Sanction NOT required to Prosecute Police / Govt. or Public Servants for Criminal Offences:
(See Code of Criminal Procedure, 1973; Section 197)
The principles for granting sanction for prosecution of Government Servants are summarized hereunder :
I. Protection of sanction is an assurance to an honest and sincere officer to perform his duty honestly and to the best of his ability to further public duty. However, authority cannot be camouflaged to commit crime.
II. Once act or omission has been found to have been committed by public servant in discharging his duty it must be given liberal and wide construction so far its official nature is concerned. Public servant is not entitled to indulge in criminal activities.
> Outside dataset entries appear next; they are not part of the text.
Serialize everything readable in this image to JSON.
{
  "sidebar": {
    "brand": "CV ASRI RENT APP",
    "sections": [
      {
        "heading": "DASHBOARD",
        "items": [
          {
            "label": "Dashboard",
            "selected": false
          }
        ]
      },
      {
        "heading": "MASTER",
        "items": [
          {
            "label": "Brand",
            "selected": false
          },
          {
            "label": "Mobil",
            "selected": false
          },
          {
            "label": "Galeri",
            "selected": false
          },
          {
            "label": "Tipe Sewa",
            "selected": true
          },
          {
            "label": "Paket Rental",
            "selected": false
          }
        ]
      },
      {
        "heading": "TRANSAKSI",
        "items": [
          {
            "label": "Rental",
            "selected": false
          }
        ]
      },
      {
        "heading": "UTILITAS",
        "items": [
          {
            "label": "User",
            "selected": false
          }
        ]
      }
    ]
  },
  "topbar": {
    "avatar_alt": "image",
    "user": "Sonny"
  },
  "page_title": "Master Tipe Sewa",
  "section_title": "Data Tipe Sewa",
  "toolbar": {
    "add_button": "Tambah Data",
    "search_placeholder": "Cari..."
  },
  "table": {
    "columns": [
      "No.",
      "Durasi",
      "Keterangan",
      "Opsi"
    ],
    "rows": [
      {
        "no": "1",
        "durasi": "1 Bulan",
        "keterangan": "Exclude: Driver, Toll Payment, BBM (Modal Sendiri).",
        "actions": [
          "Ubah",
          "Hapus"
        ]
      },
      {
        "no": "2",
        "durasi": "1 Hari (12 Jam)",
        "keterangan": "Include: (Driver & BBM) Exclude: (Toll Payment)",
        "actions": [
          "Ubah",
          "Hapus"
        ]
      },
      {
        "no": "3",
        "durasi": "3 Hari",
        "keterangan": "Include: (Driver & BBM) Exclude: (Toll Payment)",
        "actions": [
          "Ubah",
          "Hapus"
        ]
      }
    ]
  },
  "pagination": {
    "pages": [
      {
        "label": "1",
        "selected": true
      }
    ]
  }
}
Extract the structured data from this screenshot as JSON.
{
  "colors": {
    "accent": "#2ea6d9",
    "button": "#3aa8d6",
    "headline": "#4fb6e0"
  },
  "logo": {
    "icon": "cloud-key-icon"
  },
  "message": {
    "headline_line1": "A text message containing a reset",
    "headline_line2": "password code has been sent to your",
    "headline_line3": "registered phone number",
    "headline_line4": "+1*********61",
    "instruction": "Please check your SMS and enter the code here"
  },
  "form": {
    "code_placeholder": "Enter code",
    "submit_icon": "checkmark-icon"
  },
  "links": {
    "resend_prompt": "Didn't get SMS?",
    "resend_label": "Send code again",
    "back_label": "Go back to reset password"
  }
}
To that extent Section 197 CrPC has to be construed narrowly and in a restricted manner.
III. Even in facts of a case when public servant has exceeded in his duty, if there is reasonable connection it will not deprive him of protection under section 197 Cr.P.C. There cannot be a universal rule to determine whether there is reasonable nexus between the act done and official duty nor it is possible to lay down such rule.
IV. In case the assault made is intrinsically connected with or related to performance of official duties sanction would be necessary under Section 197 CrPC, but such relation to duty should not be pretended or fanciful claim. The offence must be directly and reasonably connected with official duty to require sanction. It is no part of official duty to commit offence. In case offence was incomplete without proving, the official act, ordinarily the provisions of Section 197 CrPC would apply.